Here is the Statement of Policy: Interpretation and Enforcement Of Section 103(a) of the Consumer Product Safety Improvement Act
Which requirements apply?
Paint sold to consumers
Articles intended for children
Is your product a children’s article or furniture that bear paint or similar surface coating?
Is your product intended for under 36 months?
Is it a child care article for children under 4?
Durable nursery product for children under 5?
Is your product a toy?
Is it clothing or children’s sleepwear?
The paint limit standard under the CPSIA, Section 101 is 90 ppm and took effect on 8/14/09. It applies the same to items as previsouly sold under the 600 ppm limit
Children’s products manufactured after 8/14/09 must be certified to the 90 ppm limit if they bear paint or similar surface coatings.
“Small parts” ban for all items that are intended for children under 36 months of age.
Small parts are “as received” or under “use and abuse” testing. Basically you can have little parts when you open a package or if it is tested for example using a pull test or drop test, small parts can’t be the result from the test.
Small parts are those fitting ht a small part cylinder (it is close to the size of a toilet paper roll, but a little smaller)
Here is the regulatory summary for small parts regulations, toys and products intended for use by children under 3 years old
Here is the regulatory summary for lead contain paint
Here is the regulatory summary for children’s sleepwear
Here is the regulatory summary for clothing textiles
Other regulatory summaries can be found here
Section 108. Products Containing Certain Phthalates
Good news! Phthalate testing is for plasticized components only. The limit is 1000 ppm for the 6 phthalates.
There was brief mention of:
Section 104. Standards and Consumer Registration of Durable Nursery Products
Section 106. Mandatory Toy Safety Standards
Some questions included:
When does a choke hazard warning need to be used?
If you make an item for children under 3 years old, small parts are banned. Toy or games for children 3 to 6 years old, but not all products, some craft products are not thought of as toys or games and thus a choke warning is not needed.
Tracking labels, what does ascertain mean?
Ascertain means information about the product doesn’t’t need it to be on the product as long as the consumer has the ability to get to the information 24 hours a day, 7 days a week. No phone numbers unless that phone is manned 24 hours a day. A web solution is the best choice if you don’t want to put this information on your product.
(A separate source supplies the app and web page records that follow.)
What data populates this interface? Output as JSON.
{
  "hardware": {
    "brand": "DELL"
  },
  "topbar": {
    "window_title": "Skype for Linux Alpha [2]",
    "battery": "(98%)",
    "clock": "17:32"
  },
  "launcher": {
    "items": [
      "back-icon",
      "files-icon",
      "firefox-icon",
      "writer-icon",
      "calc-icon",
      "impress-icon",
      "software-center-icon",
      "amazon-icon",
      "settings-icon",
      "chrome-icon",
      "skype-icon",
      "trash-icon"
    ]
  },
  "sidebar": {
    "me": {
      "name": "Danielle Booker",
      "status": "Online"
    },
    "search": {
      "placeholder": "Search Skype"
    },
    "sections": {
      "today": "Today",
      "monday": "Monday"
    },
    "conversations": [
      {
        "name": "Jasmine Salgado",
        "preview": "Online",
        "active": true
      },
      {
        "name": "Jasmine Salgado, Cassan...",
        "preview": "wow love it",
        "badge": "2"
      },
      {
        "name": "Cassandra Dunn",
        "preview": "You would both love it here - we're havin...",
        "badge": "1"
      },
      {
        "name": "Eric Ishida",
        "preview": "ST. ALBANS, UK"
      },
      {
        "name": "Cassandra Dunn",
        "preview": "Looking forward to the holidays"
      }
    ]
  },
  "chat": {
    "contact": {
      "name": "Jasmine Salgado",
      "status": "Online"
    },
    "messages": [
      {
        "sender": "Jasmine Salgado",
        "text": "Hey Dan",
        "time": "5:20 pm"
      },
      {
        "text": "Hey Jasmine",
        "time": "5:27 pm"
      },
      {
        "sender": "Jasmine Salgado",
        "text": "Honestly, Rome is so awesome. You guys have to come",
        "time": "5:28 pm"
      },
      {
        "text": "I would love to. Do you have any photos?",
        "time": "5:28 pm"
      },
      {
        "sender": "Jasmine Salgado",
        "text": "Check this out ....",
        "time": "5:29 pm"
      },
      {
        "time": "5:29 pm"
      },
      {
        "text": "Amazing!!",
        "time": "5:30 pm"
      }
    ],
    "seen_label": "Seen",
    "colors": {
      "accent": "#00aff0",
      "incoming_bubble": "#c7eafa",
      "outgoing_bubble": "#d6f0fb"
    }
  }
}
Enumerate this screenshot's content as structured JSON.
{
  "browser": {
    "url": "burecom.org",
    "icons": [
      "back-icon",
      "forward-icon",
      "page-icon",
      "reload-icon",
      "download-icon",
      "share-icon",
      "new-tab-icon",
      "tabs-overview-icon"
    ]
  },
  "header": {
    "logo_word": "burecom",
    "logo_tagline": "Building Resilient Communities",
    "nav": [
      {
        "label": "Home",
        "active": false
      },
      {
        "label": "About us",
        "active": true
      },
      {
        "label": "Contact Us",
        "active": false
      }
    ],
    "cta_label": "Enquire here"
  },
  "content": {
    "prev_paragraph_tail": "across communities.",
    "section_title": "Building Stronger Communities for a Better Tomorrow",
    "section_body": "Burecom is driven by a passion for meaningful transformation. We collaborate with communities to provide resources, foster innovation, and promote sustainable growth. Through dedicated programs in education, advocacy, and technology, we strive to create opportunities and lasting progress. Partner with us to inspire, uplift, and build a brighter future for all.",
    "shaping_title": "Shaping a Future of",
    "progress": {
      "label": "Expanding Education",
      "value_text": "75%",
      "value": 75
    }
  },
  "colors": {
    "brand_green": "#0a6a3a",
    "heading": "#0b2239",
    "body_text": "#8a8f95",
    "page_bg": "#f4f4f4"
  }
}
Children’s jewelry, is it the same definition as California? And are hair accessories considered jewelry?
Hair accessories are not considered jewelry by the CPSC, the they are considered accessories by California.
Screen printing? There is not just one type of screen printing. The key to regulation is to the process and if that process creates a surface coating?
If that process creates a surface coating than that would require a lead test. Many if not most create a coating and subject to the 90 ppm lead limit. If the process/ink/dye sinks in to the fabric than you are subject to the 300 ppm limit. If you have dye, you can do determinations and take advantage of these rules and say a dye is ok. You must be confident and knowledgeable about the products.
This was just some highlights from today’s webinar. The CPSC will be posting a link to the video, when they make it available, I will post a link to it here.
If you have any questions, please contact us at email@example.com
Essco Safety Check
Promote Your Page Too